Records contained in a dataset
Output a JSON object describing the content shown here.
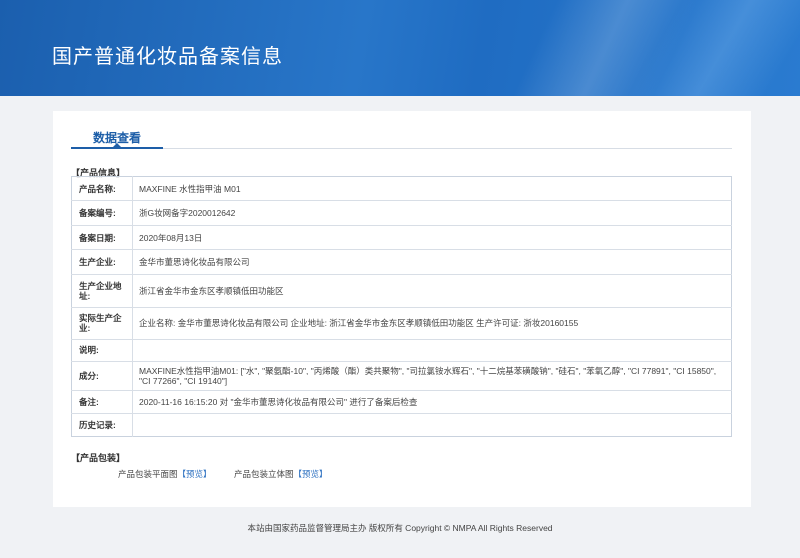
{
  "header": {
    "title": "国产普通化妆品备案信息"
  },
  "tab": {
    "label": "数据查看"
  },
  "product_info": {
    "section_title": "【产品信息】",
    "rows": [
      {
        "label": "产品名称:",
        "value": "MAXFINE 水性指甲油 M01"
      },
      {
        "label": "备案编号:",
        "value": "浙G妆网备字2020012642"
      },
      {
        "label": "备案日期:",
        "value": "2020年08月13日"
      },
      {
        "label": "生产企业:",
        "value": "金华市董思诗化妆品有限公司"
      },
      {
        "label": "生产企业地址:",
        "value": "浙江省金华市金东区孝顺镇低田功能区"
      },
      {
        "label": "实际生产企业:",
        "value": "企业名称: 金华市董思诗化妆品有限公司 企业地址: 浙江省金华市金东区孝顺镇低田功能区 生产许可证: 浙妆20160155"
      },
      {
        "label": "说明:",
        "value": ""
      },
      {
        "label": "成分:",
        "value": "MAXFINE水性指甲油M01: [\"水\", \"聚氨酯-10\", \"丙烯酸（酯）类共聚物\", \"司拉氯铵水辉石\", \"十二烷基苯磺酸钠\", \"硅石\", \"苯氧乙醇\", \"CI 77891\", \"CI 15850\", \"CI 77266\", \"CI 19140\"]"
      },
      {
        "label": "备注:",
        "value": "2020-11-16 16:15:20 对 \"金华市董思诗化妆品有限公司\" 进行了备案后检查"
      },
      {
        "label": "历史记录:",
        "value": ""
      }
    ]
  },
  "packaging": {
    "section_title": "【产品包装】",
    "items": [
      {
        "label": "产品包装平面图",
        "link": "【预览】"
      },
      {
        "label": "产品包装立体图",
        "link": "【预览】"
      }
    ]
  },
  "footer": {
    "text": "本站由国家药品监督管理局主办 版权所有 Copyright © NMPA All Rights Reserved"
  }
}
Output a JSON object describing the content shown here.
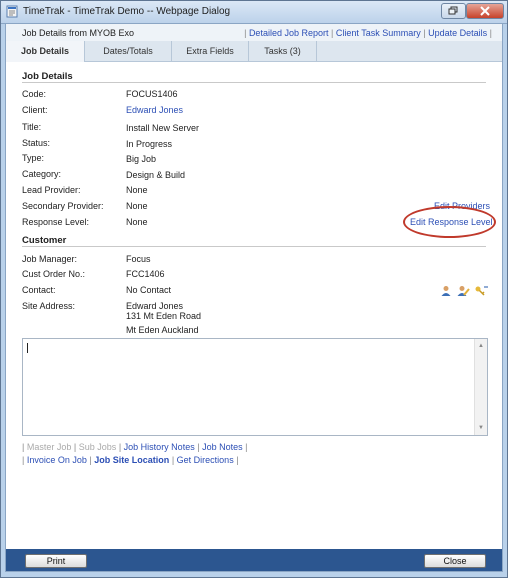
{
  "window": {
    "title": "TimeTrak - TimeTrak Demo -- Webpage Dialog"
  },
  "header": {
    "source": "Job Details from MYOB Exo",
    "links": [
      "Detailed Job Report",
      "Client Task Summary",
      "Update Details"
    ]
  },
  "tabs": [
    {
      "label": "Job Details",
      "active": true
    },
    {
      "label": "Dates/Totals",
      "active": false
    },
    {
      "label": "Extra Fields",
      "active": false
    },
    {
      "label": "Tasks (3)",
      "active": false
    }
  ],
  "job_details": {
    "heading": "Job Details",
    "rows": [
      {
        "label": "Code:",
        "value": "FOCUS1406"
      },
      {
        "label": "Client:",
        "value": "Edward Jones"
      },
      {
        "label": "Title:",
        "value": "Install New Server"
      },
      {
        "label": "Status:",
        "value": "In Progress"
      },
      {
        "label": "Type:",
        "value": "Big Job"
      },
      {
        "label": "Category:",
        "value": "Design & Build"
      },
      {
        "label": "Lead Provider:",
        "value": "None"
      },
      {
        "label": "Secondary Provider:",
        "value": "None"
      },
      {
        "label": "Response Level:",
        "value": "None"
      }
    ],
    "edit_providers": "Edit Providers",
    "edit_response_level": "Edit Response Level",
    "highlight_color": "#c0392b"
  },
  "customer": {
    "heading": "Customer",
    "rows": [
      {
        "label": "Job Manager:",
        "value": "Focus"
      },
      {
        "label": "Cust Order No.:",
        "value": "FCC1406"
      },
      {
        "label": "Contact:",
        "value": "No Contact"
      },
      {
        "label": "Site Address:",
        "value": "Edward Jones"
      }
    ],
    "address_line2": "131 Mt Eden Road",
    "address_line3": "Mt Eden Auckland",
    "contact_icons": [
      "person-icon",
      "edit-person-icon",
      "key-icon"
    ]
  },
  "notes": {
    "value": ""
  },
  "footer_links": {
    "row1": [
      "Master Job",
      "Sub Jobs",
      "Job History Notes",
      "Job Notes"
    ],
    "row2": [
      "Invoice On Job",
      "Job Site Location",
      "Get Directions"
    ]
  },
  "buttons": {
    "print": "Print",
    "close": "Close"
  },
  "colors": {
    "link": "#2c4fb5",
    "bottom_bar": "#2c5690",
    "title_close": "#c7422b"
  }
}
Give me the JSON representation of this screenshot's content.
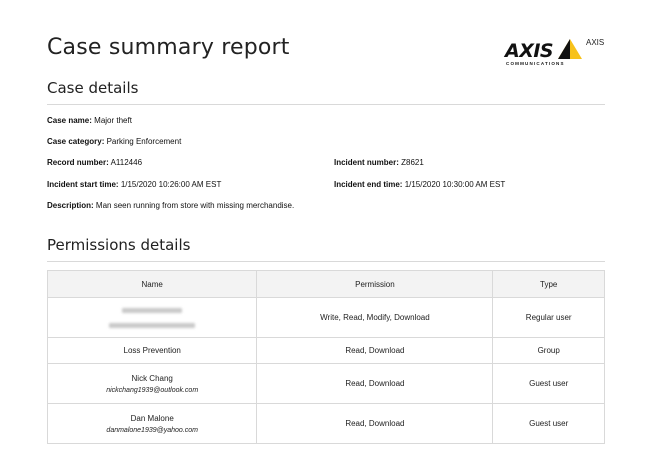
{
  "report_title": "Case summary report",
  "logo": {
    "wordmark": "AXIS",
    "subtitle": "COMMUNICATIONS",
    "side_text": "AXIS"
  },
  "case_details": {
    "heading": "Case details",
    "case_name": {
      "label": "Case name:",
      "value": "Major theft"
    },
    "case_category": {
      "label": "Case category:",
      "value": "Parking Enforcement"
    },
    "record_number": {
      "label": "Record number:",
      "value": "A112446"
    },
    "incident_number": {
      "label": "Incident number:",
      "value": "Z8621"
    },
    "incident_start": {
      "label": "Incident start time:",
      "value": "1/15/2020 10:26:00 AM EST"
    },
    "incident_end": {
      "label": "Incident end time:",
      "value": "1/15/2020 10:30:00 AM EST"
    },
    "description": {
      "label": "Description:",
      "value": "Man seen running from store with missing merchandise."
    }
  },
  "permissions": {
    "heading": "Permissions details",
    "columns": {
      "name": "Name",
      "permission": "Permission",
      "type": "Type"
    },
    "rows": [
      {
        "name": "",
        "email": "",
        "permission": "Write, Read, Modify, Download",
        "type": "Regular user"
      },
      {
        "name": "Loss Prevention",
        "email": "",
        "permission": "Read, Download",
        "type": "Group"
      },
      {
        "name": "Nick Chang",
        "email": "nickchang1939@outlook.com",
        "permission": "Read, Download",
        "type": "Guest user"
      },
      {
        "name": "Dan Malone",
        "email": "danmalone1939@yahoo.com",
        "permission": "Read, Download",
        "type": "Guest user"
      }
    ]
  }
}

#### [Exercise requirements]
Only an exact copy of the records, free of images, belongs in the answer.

#### [Exercise result]
Output a JSON object describing the content shown here.
{
  "header": {
    "title": "国产普通化妆品备案信息"
  },
  "tab": {
    "label": "数据查看"
  },
  "product_info": {
    "section_title": "【产品信息】",
    "rows": [
      {
        "label": "产品名称:",
        "value": "MAXFINE 水性指甲油 M01"
      },
      {
        "label": "备案编号:",
        "value": "浙G妆网备字2020012642"
      },
      {
        "label": "备案日期:",
        "value": "2020年08月13日"
      },
      {
        "label": "生产企业:",
        "value": "金华市董思诗化妆品有限公司"
      },
      {
        "label": "生产企业地址:",
        "value": "浙江省金华市金东区孝顺镇低田功能区"
      },
      {
        "label": "实际生产企业:",
        "value": "企业名称: 金华市董思诗化妆品有限公司 企业地址: 浙江省金华市金东区孝顺镇低田功能区 生产许可证: 浙妆20160155"
      },
      {
        "label": "说明:",
        "value": ""
      },
      {
        "label": "成分:",
        "value": "MAXFINE水性指甲油M01: [\"水\", \"聚氨酯-10\", \"丙烯酸（酯）类共聚物\", \"司拉氯铵水辉石\", \"十二烷基苯磺酸钠\", \"硅石\", \"苯氧乙醇\", \"CI 77891\", \"CI 15850\", \"CI 77266\", \"CI 19140\"]"
      },
      {
        "label": "备注:",
        "value": "2020-11-16 16:15:20 对 \"金华市董思诗化妆品有限公司\" 进行了备案后检查"
      },
      {
        "label": "历史记录:",
        "value": ""
      }
    ]
  },
  "packaging": {
    "section_title": "【产品包装】",
    "items": [
      {
        "label": "产品包装平面图",
        "link": "【预览】"
      },
      {
        "label": "产品包装立体图",
        "link": "【预览】"
      }
    ]
  },
  "footer": {
    "text": "本站由国家药品监督管理局主办 版权所有 Copyright © NMPA All Rights Reserved"
  }
}
Output a JSON object describing the content shown here.
{
  "window": {
    "title": "TimeTrak - TimeTrak Demo -- Webpage Dialog"
  },
  "header": {
    "source": "Job Details from MYOB Exo",
    "links": [
      "Detailed Job Report",
      "Client Task Summary",
      "Update Details"
    ]
  },
  "tabs": [
    {
      "label": "Job Details",
      "active": true
    },
    {
      "label": "Dates/Totals",
      "active": false
    },
    {
      "label": "Extra Fields",
      "active": false
    },
    {
      "label": "Tasks (3)",
      "active": false
    }
  ],
  "job_details": {
    "heading": "Job Details",
    "rows": [
      {
        "label": "Code:",
        "value": "FOCUS1406"
      },
      {
        "label": "Client:",
        "value": "Edward Jones"
      },
      {
        "label": "Title:",
        "value": "Install New Server"
      },
      {
        "label": "Status:",
        "value": "In Progress"
      },
      {
        "label": "Type:",
        "value": "Big Job"
      },
      {
        "label": "Category:",
        "value": "Design & Build"
      },
      {
        "label": "Lead Provider:",
        "value": "None"
      },
      {
        "label": "Secondary Provider:",
        "value": "None"
      },
      {
        "label": "Response Level:",
        "value": "None"
      }
    ],
    "edit_providers": "Edit Providers",
    "edit_response_level": "Edit Response Level",
    "highlight_color": "#c0392b"
  },
  "customer": {
    "heading": "Customer",
    "rows": [
      {
        "label": "Job Manager:",
        "value": "Focus"
      },
      {
        "label": "Cust Order No.:",
        "value": "FCC1406"
      },
      {
        "label": "Contact:",
        "value": "No Contact"
      },
      {
        "label": "Site Address:",
        "value": "Edward Jones"
      }
    ],
    "address_line2": "131 Mt Eden Road",
    "address_line3": "Mt Eden Auckland",
    "contact_icons": [
      "person-icon",
      "edit-person-icon",
      "key-icon"
    ]
  },
  "notes": {
    "value": ""
  },
  "footer_links": {
    "row1": [
      "Master Job",
      "Sub Jobs",
      "Job History Notes",
      "Job Notes"
    ],
    "row2": [
      "Invoice On Job",
      "Job Site Location",
      "Get Directions"
    ]
  },
  "buttons": {
    "print": "Print",
    "close": "Close"
  },
  "colors": {
    "link": "#2c4fb5",
    "bottom_bar": "#2c5690",
    "title_close": "#c7422b"
  }
}
Give me the JSON representation of this screenshot's content.
{
  "report_title": "Case summary report",
  "logo": {
    "wordmark": "AXIS",
    "subtitle": "COMMUNICATIONS",
    "side_text": "AXIS"
  },
  "case_details": {
    "heading": "Case details",
    "case_name": {
      "label": "Case name:",
      "value": "Major theft"
    },
    "case_category": {
      "label": "Case category:",
      "value": "Parking Enforcement"
    },
    "record_number": {
      "label": "Record number:",
      "value": "A112446"
    },
    "incident_number": {
      "label": "Incident number:",
      "value": "Z8621"
    },
    "incident_start": {
      "label": "Incident start time:",
      "value": "1/15/2020 10:26:00 AM EST"
    },
    "incident_end": {
      "label": "Incident end time:",
      "value": "1/15/2020 10:30:00 AM EST"
    },
    "description": {
      "label": "Description:",
      "value": "Man seen running from store with missing merchandise."
    }
  },
  "permissions": {
    "heading": "Permissions details",
    "columns": {
      "name": "Name",
      "permission": "Permission",
      "type": "Type"
    },
    "rows": [
      {
        "name": "",
        "email": "",
        "permission": "Write, Read, Modify, Download",
        "type": "Regular user"
      },
      {
        "name": "Loss Prevention",
        "email": "",
        "permission": "Read, Download",
        "type": "Group"
      },
      {
        "name": "Nick Chang",
        "email": "nickchang1939@outlook.com",
        "permission": "Read, Download",
        "type": "Guest user"
      },
      {
        "name": "Dan Malone",
        "email": "danmalone1939@yahoo.com",
        "permission": "Read, Download",
        "type": "Guest user"
      }
    ]
  }
}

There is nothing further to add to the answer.